— Aim of the task —
Return all lines in the data where the string "image" can be found.

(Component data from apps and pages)
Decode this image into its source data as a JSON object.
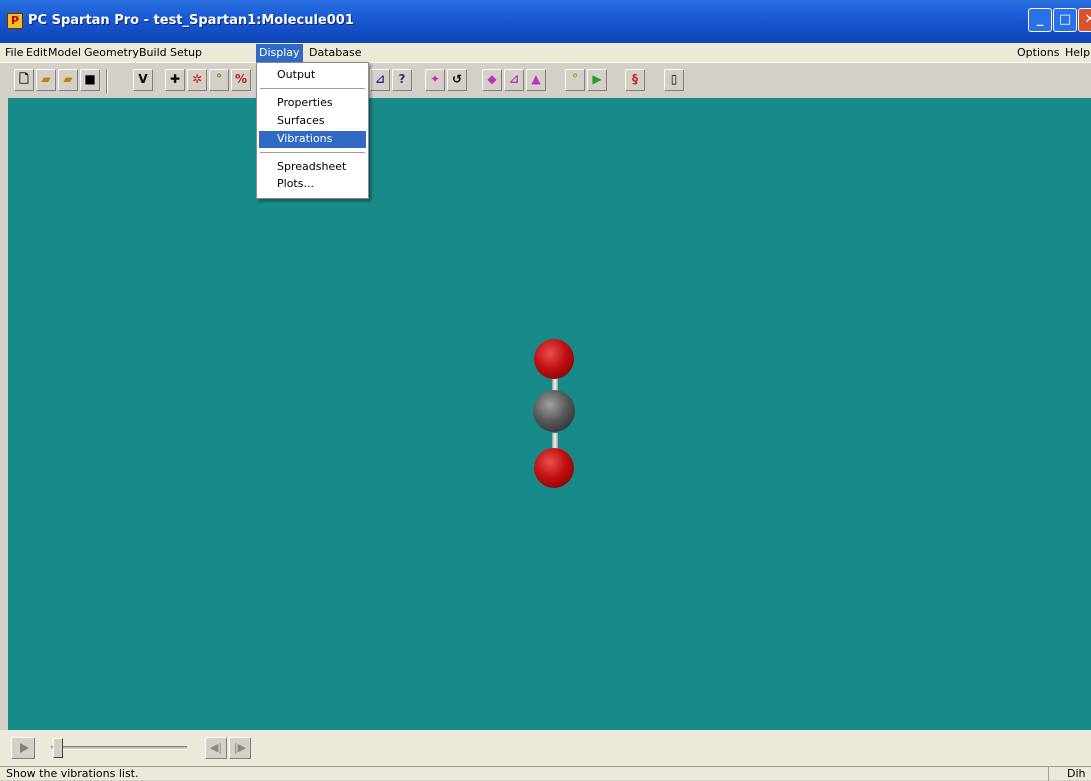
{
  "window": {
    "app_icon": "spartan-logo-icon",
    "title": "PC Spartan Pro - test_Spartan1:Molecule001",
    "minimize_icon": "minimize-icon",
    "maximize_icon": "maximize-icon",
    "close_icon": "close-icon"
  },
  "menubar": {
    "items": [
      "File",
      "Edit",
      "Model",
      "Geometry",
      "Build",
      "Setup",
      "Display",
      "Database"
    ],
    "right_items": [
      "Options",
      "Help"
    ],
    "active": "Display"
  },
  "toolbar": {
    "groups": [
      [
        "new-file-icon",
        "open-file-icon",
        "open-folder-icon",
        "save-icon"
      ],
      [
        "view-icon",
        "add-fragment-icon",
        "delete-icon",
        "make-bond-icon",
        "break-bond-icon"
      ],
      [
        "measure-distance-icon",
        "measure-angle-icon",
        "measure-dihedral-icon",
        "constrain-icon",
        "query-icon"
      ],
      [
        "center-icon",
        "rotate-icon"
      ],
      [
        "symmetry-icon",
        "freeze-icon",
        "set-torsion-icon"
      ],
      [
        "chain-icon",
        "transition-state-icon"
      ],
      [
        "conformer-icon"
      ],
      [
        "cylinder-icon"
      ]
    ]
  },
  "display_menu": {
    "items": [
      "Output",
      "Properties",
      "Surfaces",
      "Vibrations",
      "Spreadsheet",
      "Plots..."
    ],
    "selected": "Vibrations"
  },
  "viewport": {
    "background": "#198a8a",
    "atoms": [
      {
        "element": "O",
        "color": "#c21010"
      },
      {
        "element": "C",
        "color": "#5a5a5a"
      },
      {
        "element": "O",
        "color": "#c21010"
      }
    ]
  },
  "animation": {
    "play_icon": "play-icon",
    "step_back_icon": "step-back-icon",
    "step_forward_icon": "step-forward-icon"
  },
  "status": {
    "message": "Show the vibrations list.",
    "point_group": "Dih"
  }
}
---
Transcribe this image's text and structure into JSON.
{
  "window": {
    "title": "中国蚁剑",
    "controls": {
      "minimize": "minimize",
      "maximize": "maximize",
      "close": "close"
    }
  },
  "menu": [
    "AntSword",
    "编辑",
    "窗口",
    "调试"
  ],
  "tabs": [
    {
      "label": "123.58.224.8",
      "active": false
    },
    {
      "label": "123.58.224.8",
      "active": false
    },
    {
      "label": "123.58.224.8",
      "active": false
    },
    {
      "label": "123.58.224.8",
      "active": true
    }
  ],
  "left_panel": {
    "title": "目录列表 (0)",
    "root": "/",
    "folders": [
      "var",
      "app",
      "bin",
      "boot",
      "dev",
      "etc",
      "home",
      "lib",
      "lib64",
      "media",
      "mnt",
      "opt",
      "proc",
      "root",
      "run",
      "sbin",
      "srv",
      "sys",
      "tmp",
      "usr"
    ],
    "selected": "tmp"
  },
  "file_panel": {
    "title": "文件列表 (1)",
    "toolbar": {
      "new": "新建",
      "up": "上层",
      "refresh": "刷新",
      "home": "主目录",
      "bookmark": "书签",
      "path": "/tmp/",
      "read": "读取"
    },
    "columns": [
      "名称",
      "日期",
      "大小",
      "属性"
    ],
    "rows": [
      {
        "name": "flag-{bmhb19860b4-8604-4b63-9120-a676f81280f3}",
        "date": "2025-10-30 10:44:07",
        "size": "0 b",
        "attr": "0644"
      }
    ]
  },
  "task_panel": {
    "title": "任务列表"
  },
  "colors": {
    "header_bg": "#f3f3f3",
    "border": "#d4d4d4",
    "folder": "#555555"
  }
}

— Exercise output —
Decode this image into its source data as a JSON object.
Transcribe this image's text and structure into JSON.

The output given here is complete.